  • Normal (below 120/80)
  • Prehypertension (120/80 to 139/89)
  • Stage 1 hypertension (140/90 to 159/99)
  • Stage 2 hypertension (160/100 and above)

Stage 2 hypertension needs aggressive medical attention because it can be life-threatening, especially if one has an underlying heart condition such as Coronary Artery Disease. Possible adverse events that can result include heart attack and stroke. Even prehypertension should not be taken lightly however, and changes in diet and lifestyle can often reverse it.

The opposite of Hypertension is Hypotension, referring to low blood pressure.

Treatment

Among the steps one can take to reverse high blood pressure are:

If the above fail, or in cases of advanced (stage 2) hypertension, medications can be prescribed to more aggressively treat hypertension.

Alternative treatments

Although often discouraged by doctors, natural solutions are sometimes used to reduce blood pressure. In general, Hypertension is the direct result of thick blood. While medical doctors will use blood thinners, natural solutions include:

  • Vitamin E supplementation[2] (which is even encouraged by some medical doctors[3])
  • ALA supplementation (either pure, or in fish oil)
  • Coenzyme Q-10 supplementation

Contrary to conventional medical belief, salt and fats are usually not believed to be factors in this issue. Rather, moderate quantities of both are often encouraged.

References and notes

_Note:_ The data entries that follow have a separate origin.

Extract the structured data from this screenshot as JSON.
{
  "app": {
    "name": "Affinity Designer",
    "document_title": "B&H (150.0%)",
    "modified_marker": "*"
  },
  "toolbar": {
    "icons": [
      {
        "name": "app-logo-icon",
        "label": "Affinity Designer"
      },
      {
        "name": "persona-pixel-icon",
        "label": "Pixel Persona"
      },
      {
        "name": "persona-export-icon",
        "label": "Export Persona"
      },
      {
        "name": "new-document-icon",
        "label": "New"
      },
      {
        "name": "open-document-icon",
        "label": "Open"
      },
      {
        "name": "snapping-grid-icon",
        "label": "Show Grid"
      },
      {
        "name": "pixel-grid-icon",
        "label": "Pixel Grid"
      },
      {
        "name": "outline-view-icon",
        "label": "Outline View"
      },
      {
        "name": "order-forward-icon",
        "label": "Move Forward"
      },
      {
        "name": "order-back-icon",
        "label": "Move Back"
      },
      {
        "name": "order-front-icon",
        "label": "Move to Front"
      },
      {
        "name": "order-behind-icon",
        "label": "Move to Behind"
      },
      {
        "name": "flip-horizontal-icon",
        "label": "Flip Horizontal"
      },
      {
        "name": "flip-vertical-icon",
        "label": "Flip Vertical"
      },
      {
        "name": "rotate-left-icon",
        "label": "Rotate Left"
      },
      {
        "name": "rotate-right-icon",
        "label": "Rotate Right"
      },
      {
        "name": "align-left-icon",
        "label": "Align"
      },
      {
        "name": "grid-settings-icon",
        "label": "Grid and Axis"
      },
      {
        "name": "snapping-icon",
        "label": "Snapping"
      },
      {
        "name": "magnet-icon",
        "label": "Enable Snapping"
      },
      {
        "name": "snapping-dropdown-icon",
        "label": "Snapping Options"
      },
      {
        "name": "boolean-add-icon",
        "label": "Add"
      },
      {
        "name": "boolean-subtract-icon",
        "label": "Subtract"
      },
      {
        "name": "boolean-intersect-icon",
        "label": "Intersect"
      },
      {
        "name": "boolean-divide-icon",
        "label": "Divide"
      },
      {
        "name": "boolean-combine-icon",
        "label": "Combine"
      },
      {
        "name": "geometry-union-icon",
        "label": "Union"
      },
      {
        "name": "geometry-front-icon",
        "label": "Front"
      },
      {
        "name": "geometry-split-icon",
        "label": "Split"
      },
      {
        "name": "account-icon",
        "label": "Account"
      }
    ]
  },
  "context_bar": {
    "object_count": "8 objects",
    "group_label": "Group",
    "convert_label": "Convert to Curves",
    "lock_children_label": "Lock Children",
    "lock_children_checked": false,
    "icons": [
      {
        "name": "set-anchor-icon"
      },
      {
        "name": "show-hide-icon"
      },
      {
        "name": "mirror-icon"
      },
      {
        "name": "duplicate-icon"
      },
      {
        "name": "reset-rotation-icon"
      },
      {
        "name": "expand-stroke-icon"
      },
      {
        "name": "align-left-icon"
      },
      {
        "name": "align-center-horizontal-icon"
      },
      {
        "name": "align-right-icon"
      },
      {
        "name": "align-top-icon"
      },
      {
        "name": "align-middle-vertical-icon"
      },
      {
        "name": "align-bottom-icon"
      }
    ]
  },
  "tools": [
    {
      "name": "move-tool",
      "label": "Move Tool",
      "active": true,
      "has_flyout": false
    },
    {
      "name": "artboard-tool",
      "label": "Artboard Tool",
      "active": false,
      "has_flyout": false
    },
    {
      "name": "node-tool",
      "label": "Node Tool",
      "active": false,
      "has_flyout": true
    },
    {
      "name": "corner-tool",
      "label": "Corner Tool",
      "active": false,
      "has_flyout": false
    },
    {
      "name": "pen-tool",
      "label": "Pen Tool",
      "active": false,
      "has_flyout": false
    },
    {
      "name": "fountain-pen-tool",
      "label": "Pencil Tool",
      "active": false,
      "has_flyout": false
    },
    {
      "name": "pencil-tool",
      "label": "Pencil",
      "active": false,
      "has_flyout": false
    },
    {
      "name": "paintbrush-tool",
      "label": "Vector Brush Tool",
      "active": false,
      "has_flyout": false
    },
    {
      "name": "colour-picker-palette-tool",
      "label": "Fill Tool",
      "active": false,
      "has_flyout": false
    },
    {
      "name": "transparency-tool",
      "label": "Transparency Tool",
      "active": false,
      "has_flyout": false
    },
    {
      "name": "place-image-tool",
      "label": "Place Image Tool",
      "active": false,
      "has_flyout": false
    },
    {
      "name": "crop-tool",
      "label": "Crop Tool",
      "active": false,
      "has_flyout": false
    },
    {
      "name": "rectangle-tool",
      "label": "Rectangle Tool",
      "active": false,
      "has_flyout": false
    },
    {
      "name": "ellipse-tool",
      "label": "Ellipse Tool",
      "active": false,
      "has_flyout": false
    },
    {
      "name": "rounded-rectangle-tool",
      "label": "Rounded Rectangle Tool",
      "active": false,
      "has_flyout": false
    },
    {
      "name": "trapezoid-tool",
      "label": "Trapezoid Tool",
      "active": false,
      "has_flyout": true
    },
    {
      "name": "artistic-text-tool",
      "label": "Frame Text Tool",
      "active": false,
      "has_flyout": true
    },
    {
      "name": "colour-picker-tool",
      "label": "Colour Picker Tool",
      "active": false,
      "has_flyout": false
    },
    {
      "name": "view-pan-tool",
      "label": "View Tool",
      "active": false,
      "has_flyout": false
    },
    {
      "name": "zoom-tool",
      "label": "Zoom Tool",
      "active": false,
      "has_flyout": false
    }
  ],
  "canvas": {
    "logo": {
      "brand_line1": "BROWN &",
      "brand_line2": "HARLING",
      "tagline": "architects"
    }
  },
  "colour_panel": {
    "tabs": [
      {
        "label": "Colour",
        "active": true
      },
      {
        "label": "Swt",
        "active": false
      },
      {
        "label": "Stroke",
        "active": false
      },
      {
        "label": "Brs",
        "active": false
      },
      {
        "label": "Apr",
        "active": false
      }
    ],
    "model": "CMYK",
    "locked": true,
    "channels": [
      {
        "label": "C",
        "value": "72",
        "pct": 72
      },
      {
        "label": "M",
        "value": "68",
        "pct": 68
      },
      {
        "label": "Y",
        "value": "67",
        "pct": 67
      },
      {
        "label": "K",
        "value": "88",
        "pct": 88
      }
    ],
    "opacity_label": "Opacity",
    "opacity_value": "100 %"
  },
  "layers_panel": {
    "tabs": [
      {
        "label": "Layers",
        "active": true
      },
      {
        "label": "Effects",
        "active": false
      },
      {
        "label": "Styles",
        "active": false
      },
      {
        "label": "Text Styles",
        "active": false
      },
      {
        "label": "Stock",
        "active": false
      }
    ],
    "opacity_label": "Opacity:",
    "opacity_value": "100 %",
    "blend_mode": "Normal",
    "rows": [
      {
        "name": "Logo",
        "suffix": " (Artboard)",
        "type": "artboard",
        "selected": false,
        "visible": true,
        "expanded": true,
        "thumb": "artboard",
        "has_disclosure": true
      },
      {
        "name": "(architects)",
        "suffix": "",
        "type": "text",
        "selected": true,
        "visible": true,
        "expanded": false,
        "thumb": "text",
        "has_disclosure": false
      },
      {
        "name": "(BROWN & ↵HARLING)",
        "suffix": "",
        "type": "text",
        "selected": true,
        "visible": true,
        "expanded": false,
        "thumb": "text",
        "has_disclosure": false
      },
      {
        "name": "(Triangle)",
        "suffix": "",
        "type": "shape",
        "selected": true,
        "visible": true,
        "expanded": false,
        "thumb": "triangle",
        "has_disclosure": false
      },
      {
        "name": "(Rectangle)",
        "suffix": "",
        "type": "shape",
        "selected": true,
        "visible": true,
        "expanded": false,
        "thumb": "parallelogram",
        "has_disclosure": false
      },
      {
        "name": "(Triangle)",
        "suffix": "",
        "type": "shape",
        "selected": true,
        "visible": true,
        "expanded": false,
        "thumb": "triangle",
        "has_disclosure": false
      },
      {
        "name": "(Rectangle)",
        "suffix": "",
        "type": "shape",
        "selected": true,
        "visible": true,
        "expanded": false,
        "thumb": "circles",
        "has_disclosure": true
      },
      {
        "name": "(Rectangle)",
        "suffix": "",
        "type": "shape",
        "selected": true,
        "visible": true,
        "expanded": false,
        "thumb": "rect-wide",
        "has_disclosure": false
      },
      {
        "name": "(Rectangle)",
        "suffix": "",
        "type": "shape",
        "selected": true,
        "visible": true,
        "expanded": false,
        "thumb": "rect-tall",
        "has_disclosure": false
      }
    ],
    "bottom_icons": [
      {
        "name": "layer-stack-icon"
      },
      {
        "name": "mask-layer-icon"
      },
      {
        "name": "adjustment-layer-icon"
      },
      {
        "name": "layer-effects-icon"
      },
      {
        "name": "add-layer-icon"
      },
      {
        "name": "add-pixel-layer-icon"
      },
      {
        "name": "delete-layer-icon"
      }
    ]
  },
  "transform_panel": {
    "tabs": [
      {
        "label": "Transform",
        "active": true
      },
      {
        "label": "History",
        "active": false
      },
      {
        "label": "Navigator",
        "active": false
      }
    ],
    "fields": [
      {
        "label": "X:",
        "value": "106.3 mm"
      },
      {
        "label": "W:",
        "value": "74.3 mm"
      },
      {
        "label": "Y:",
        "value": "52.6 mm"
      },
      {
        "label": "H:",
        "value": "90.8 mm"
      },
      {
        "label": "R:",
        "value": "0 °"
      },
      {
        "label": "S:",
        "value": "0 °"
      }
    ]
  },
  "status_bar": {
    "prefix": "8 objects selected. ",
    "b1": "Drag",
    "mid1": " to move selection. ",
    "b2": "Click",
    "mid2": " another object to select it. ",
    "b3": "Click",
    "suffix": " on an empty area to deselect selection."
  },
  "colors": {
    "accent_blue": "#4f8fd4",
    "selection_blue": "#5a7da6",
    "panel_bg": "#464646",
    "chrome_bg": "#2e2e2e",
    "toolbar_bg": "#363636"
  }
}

  1. http://americanheart.org/presenter.jhtml?identifier=2112
  2. http://www.livestrong.com/article/301209-vitamin-e-high-blood-pressure
  3. http://www.ncbi.nlm.nih.gov/pubmed/12463106